Action item – From the records below, state how many lines include the word "true", giving only that number.

+ + + +

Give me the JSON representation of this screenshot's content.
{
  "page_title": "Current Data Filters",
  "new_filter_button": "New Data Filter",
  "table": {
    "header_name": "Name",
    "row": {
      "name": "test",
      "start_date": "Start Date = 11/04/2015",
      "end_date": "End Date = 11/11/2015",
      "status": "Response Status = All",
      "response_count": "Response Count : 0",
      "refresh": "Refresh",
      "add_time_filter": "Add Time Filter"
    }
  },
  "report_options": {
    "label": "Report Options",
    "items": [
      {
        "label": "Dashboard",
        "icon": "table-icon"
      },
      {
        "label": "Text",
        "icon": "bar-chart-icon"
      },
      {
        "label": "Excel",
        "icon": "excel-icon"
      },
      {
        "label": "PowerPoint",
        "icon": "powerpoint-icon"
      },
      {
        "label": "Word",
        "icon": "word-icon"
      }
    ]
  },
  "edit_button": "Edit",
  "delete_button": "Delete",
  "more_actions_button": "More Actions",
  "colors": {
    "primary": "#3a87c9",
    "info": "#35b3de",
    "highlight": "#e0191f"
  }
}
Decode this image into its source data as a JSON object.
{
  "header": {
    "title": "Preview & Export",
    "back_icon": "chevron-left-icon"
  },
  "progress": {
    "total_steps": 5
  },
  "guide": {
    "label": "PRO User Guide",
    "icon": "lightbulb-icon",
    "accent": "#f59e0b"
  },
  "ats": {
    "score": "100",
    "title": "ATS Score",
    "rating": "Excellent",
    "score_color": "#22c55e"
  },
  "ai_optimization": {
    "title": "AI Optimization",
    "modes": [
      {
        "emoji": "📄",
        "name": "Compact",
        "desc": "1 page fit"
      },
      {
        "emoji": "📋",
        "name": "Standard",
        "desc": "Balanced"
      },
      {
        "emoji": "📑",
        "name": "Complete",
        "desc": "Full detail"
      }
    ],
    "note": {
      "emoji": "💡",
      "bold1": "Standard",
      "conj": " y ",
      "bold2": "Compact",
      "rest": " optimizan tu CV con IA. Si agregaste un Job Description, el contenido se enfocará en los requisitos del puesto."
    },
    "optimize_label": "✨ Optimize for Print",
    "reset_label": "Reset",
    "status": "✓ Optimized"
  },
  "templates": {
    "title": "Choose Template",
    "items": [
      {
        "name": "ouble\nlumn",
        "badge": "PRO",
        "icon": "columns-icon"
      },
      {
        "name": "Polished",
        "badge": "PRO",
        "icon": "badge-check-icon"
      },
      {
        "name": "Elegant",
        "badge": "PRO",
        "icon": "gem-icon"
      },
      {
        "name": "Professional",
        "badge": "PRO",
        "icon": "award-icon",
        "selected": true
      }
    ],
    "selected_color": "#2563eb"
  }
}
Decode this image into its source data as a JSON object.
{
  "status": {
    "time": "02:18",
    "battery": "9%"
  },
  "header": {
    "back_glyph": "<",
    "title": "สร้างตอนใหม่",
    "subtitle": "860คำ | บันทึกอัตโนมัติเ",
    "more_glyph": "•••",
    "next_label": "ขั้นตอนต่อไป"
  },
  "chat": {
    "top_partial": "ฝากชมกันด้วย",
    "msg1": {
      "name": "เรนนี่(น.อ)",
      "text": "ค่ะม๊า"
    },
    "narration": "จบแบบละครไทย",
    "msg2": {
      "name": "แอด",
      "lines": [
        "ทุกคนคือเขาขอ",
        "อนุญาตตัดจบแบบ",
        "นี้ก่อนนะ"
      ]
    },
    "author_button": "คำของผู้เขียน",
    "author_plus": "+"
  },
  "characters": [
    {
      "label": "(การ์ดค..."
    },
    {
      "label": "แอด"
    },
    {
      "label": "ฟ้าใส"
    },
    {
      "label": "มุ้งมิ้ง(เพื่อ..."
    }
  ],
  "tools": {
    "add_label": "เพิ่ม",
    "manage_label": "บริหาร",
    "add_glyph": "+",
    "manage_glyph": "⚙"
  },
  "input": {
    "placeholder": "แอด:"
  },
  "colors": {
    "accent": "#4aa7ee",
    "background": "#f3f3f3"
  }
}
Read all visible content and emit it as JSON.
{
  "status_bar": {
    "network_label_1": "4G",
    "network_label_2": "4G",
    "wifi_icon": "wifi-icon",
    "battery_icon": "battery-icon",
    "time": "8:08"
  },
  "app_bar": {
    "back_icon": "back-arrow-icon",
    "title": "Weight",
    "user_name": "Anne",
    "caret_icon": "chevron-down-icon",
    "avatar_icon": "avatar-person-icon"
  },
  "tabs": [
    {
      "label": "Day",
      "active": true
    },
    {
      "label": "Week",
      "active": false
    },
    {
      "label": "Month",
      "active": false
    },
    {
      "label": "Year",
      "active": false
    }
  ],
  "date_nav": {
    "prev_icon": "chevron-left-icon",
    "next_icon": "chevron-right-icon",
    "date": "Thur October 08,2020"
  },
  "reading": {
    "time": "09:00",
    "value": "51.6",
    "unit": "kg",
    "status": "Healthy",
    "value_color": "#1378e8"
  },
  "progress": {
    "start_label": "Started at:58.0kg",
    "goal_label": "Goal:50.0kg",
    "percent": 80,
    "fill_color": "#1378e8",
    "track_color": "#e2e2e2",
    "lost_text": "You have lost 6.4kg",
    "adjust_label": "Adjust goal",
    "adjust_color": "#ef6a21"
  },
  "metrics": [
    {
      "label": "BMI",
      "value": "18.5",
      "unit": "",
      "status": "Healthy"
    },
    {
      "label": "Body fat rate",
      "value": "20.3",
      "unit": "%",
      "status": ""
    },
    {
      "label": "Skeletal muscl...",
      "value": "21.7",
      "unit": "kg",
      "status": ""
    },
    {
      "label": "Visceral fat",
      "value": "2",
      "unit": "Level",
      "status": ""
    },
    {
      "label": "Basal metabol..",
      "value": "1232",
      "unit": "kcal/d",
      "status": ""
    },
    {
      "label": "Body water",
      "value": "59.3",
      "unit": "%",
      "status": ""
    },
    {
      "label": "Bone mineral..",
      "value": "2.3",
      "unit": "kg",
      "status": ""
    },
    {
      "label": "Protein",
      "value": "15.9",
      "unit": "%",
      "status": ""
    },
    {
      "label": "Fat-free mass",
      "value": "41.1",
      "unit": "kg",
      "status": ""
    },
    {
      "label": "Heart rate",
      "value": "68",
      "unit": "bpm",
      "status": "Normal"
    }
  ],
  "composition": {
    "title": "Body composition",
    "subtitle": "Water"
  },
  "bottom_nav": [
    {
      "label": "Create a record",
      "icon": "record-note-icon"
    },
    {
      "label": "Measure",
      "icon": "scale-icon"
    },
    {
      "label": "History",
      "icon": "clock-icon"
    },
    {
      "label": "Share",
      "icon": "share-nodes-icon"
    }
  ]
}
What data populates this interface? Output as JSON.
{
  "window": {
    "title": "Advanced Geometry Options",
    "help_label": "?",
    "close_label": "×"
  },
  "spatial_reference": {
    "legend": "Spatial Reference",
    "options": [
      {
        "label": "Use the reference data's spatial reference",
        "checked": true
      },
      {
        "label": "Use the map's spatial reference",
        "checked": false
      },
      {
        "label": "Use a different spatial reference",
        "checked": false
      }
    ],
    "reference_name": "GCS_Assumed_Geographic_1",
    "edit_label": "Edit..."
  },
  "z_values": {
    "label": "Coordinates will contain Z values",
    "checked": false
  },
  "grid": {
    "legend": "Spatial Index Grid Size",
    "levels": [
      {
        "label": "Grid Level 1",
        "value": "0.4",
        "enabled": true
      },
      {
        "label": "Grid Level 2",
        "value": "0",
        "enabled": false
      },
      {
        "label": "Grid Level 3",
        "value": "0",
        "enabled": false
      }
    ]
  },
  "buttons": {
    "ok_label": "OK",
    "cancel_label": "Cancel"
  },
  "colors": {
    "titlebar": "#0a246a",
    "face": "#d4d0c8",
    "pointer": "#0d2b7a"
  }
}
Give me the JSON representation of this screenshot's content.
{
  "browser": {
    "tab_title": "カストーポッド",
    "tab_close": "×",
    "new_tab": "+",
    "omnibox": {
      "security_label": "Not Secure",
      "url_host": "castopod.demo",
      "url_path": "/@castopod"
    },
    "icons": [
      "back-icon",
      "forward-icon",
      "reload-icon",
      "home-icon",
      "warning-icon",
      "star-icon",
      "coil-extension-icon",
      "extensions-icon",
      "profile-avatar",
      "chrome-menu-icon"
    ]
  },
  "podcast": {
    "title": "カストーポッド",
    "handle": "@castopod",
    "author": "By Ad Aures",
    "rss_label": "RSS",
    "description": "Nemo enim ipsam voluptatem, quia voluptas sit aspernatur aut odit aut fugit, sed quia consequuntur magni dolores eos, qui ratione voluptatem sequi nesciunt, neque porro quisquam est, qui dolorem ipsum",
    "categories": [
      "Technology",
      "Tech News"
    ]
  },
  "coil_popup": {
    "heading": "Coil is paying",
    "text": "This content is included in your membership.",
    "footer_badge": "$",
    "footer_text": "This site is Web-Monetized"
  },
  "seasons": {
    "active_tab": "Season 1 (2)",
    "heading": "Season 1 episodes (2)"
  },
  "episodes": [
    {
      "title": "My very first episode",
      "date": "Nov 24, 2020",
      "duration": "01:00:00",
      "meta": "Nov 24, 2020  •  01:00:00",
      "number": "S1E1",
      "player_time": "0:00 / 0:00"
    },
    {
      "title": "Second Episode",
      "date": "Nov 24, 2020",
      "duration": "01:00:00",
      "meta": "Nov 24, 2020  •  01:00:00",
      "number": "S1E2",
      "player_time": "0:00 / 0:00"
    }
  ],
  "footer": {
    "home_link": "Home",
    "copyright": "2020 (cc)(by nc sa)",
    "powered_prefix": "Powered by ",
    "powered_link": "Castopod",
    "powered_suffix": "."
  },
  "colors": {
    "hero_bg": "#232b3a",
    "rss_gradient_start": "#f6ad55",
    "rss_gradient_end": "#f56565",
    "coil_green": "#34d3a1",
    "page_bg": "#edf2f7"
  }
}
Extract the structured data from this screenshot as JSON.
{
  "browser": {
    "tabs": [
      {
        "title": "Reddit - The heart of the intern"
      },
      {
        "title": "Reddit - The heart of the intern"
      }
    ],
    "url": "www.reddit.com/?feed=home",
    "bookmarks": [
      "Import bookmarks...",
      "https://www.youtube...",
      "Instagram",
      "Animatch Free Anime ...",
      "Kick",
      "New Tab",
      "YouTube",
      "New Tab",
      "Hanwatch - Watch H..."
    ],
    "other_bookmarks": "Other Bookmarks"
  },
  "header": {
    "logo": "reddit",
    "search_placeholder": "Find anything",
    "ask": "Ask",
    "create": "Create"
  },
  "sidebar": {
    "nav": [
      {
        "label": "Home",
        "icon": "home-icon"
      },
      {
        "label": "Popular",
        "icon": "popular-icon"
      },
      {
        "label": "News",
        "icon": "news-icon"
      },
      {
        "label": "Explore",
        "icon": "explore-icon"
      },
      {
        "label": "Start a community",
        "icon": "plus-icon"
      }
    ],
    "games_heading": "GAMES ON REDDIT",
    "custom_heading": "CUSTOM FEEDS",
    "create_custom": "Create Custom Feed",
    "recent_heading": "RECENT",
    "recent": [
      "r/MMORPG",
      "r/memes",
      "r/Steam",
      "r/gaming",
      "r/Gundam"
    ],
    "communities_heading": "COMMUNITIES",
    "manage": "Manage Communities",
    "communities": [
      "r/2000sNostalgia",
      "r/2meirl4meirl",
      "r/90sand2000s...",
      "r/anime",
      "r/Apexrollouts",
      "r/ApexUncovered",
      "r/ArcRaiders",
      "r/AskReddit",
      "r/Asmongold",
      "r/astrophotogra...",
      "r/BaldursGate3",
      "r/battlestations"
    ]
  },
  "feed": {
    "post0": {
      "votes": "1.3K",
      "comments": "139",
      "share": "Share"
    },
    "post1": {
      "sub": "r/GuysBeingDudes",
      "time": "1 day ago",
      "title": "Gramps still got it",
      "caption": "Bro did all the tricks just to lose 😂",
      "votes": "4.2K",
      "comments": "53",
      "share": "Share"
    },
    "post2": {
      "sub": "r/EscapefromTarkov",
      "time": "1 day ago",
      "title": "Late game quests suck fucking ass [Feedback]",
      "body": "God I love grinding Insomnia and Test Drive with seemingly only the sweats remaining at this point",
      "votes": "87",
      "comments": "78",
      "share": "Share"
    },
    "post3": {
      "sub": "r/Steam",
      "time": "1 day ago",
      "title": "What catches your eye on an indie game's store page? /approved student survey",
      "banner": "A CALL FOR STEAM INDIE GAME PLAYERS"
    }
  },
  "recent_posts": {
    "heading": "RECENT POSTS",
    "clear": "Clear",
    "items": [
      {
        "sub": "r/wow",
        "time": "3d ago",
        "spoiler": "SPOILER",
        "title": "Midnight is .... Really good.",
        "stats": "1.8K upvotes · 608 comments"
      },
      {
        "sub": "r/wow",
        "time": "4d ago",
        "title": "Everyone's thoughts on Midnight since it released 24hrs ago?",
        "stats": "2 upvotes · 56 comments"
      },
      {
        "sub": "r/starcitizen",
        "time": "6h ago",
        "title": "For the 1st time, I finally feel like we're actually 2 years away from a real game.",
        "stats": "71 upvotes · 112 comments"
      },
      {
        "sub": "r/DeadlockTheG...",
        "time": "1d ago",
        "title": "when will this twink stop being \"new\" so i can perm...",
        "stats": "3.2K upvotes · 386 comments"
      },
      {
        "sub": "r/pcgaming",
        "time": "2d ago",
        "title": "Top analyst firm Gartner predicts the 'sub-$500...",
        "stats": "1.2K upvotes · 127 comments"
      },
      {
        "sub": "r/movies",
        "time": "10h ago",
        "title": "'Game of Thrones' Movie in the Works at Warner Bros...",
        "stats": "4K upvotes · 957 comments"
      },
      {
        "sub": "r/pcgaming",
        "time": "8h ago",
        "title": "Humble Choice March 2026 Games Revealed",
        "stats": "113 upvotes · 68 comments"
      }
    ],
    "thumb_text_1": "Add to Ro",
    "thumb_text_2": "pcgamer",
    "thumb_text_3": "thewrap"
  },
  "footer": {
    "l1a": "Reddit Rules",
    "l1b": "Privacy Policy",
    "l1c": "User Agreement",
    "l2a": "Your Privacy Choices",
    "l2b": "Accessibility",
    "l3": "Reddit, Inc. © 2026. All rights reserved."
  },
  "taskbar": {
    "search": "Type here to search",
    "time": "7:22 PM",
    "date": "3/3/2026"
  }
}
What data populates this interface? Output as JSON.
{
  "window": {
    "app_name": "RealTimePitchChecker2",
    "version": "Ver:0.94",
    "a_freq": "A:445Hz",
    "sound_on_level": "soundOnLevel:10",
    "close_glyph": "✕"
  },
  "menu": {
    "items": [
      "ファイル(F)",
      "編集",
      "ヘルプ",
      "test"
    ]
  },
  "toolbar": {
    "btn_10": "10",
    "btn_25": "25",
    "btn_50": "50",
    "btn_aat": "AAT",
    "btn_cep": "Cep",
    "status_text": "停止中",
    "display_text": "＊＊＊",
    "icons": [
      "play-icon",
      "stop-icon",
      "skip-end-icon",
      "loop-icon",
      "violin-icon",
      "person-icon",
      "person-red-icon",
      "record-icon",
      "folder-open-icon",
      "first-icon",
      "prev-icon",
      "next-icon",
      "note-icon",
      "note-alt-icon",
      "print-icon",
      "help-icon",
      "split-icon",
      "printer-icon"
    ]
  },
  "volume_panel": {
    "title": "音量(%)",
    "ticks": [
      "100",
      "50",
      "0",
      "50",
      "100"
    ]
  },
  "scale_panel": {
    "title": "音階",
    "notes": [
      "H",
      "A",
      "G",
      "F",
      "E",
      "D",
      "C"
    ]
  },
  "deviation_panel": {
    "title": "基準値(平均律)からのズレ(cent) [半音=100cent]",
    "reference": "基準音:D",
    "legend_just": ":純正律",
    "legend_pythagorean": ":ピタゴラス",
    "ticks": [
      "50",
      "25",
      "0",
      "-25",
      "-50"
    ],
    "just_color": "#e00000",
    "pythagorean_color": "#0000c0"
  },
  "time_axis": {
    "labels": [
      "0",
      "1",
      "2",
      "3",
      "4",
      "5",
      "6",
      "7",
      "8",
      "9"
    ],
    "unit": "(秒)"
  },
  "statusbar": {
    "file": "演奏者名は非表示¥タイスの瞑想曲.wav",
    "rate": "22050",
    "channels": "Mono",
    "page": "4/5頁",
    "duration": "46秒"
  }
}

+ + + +

Result – 4